Steps for allocating your assets
There are five steps for determining and realizing the best asset allocation strategy for you. This process is to be done on a recurring basis:
Set your objectives: What are your financial objectives in the short, mid and long term.
Choose asset classes and allocation into each: Much like making a recipe for the perfect dessert, this step is about determining your ingredients (asset classes) and determining how much of each ingredient you should include (allocation).
Diversify within each asset class: Take diversification to the next level of granularity. You need to also decide how you will allocate your capital within each asset class. For example, what bonds will you hold? Which stocks?
Monitor and act: Asset allocation is an ongoing process. At least annually you should be assessing how your portfolio is performing to the relevant benchmarks. If a stock does really well and becomes an outsized portion of your total portfolio, take action and reduce your position. This is a good problem to have. You don’t want to suffer the downside risk to your overall portfolio if that stock crashes years after a great run. It can happen to the best of stocks. Ask long time General Electric (GE) shareholders, or for those of you can remember – Nortel. Examine your life circumstances and adjust your portfolio if appropriate after major life changes. Slowly start to change your allocation strategy when you transition into a new phase of your career.

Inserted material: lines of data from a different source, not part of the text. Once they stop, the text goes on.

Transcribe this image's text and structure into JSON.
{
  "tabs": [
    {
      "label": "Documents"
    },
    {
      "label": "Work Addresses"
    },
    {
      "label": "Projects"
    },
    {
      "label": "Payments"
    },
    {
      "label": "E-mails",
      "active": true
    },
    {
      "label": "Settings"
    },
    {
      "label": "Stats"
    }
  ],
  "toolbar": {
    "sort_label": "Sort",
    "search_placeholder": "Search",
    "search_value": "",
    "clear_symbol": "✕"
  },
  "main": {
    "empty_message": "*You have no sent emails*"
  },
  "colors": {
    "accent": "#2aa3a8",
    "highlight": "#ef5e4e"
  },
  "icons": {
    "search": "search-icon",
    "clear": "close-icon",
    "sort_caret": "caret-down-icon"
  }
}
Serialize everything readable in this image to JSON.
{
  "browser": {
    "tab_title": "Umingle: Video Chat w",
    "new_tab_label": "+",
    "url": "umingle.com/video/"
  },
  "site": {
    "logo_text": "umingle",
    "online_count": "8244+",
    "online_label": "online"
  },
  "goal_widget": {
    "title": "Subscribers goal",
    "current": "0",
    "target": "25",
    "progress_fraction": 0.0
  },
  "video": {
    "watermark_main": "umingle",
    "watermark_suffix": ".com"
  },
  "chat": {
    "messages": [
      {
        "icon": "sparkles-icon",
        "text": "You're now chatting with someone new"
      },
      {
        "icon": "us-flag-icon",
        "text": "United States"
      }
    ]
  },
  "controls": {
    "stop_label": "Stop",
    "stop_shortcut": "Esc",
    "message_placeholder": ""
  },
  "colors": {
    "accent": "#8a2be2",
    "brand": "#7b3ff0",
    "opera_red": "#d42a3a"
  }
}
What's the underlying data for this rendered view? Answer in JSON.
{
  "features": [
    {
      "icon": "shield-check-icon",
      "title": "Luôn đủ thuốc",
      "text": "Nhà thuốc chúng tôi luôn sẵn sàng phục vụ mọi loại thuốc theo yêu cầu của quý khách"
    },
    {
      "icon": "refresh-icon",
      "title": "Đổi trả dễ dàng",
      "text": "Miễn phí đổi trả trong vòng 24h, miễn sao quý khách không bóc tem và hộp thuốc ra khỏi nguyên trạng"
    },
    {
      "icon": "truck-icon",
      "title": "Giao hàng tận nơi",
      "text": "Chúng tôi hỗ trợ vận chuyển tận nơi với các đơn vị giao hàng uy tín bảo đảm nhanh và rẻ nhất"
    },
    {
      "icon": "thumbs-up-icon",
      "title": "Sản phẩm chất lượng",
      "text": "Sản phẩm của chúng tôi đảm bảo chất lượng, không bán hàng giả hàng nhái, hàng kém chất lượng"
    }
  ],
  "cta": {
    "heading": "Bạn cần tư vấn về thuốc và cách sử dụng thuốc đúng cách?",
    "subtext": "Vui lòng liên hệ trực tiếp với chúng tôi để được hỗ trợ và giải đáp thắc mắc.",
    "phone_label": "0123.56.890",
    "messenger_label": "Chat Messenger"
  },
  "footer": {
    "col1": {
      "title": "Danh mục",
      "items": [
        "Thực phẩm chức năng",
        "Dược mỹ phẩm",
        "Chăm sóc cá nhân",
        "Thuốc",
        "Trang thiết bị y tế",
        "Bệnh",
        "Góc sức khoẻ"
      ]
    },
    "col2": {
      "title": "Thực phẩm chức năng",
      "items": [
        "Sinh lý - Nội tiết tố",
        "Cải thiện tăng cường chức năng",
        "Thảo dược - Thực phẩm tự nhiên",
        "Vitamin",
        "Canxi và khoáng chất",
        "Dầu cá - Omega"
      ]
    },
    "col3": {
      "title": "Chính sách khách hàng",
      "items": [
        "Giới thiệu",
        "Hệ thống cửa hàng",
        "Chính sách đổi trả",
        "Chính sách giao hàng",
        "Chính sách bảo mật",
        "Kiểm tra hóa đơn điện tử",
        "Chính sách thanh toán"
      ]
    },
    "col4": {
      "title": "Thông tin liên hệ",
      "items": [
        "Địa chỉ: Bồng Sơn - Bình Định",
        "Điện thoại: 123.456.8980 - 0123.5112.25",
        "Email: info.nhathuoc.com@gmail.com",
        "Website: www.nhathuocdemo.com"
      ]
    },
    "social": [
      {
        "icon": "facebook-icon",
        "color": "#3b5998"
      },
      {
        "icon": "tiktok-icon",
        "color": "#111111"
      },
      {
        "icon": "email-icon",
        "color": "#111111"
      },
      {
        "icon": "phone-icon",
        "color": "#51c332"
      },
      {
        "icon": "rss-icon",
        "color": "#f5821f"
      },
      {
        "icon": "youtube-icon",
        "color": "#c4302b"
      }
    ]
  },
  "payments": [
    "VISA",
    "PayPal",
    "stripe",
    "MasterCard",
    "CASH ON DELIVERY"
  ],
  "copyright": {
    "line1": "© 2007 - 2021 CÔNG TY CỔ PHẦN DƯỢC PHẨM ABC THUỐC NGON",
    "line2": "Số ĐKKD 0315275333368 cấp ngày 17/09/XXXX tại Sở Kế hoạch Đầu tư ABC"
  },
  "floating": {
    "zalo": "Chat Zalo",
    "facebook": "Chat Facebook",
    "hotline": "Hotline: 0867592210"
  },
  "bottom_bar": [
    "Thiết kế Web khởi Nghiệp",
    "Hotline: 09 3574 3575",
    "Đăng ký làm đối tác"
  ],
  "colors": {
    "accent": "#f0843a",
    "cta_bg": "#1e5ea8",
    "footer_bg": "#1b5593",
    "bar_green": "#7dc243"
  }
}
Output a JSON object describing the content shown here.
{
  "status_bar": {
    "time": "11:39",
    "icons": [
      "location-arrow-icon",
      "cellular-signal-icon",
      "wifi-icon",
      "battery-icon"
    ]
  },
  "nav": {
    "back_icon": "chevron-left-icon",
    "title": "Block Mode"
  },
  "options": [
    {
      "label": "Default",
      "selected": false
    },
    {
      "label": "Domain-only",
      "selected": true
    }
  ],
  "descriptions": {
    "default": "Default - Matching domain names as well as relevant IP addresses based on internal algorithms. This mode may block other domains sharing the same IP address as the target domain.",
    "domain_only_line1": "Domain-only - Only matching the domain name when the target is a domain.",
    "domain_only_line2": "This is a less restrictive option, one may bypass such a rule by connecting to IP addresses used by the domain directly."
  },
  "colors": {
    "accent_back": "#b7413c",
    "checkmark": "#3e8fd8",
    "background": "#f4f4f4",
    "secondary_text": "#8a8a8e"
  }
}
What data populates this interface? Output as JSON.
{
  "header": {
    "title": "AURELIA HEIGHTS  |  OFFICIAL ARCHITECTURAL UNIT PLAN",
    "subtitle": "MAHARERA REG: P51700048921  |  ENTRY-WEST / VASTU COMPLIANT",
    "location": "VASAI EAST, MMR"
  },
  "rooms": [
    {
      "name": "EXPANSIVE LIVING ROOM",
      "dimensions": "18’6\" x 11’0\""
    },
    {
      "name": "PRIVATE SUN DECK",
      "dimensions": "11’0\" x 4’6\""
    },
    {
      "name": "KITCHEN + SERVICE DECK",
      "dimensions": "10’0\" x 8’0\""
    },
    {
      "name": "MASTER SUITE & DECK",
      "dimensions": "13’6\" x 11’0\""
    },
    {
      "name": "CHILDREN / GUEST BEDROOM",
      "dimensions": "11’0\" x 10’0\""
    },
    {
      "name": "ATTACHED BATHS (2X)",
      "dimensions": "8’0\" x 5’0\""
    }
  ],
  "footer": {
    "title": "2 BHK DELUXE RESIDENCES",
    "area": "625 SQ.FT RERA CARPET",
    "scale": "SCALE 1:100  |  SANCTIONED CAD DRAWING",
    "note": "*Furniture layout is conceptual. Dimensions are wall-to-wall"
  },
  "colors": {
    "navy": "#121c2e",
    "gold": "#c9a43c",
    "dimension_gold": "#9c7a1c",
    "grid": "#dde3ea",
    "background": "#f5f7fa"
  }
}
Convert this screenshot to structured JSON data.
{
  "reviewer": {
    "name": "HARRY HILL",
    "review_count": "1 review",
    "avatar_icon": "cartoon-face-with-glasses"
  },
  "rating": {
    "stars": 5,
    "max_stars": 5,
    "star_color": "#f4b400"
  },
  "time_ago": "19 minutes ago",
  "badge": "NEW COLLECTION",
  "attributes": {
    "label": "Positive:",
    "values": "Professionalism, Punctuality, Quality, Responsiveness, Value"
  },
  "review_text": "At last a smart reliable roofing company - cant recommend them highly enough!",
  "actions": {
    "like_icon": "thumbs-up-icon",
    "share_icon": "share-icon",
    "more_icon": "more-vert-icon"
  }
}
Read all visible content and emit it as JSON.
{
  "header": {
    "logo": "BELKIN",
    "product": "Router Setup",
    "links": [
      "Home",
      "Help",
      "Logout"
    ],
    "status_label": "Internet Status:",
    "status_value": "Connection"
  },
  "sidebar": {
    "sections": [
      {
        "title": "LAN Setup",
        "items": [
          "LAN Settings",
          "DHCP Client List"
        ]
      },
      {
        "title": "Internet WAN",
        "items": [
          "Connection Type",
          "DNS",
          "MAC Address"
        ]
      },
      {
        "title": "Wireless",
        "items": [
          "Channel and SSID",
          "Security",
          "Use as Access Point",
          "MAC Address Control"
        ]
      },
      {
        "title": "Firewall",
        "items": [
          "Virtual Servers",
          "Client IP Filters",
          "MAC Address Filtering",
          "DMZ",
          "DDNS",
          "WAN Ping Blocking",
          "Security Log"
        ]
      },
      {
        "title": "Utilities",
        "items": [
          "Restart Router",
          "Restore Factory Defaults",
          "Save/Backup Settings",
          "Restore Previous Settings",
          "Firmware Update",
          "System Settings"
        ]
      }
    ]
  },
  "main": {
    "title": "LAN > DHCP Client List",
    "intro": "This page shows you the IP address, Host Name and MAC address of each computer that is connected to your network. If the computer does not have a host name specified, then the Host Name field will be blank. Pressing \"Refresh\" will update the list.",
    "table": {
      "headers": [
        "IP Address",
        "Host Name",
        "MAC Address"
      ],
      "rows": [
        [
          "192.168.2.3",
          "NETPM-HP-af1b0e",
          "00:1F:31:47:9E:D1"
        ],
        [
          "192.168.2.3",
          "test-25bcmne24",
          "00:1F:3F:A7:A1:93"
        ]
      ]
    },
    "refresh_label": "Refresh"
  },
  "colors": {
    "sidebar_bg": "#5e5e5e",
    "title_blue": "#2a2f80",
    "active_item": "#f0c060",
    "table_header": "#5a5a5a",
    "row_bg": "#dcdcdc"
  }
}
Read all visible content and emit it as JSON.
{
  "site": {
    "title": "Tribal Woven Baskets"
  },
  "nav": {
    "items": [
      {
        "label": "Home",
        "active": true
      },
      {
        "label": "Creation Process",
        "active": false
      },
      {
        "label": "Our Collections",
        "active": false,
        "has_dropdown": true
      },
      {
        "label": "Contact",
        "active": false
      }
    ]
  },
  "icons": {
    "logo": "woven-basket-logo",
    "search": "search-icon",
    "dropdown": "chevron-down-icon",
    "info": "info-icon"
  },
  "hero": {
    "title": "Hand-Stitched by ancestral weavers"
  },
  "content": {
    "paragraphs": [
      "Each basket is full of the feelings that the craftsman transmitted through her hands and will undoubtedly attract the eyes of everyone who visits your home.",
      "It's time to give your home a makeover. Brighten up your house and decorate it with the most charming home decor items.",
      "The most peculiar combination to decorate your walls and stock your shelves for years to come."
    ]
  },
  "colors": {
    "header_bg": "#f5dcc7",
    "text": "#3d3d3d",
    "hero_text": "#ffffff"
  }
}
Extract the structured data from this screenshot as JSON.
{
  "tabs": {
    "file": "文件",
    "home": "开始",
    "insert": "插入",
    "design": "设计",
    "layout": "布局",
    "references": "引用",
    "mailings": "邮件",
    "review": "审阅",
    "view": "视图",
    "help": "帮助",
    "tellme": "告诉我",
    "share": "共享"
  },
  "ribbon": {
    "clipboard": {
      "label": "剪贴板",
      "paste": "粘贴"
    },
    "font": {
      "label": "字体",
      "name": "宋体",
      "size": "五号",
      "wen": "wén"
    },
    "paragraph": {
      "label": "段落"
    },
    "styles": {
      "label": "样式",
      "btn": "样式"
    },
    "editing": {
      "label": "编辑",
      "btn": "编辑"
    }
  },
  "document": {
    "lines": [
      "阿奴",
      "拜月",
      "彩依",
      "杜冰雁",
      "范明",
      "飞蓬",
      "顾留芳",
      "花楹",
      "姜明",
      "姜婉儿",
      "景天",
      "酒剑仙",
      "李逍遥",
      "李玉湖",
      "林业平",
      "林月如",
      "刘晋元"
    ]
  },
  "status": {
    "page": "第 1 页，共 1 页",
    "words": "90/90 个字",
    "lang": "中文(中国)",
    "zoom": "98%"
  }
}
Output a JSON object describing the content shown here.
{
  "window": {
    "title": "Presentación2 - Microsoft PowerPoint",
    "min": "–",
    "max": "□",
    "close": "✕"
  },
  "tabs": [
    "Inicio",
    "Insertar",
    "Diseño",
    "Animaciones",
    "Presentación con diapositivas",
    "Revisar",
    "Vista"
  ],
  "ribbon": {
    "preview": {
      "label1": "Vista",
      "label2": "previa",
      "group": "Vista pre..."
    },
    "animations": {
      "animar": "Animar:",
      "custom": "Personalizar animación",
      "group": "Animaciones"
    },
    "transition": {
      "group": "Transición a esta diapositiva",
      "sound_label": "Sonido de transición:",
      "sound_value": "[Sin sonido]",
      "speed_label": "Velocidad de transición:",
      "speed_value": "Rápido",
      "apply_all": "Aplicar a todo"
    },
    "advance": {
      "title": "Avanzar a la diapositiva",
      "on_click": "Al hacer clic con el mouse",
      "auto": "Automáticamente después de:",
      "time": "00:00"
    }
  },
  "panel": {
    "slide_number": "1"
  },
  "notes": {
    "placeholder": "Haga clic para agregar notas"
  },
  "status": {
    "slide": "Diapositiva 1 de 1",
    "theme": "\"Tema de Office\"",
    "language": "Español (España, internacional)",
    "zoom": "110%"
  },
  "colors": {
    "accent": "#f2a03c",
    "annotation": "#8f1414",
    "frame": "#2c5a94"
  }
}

One of the most important success factors for wealth creation, determining your asset allocation strategy can seem tedious, but data and history shows it’s table stakes. Don’t be distracted by the next can’t lose IPO or hot tech stock, make sure you are spending the time necessary to get your asset allocation mix right.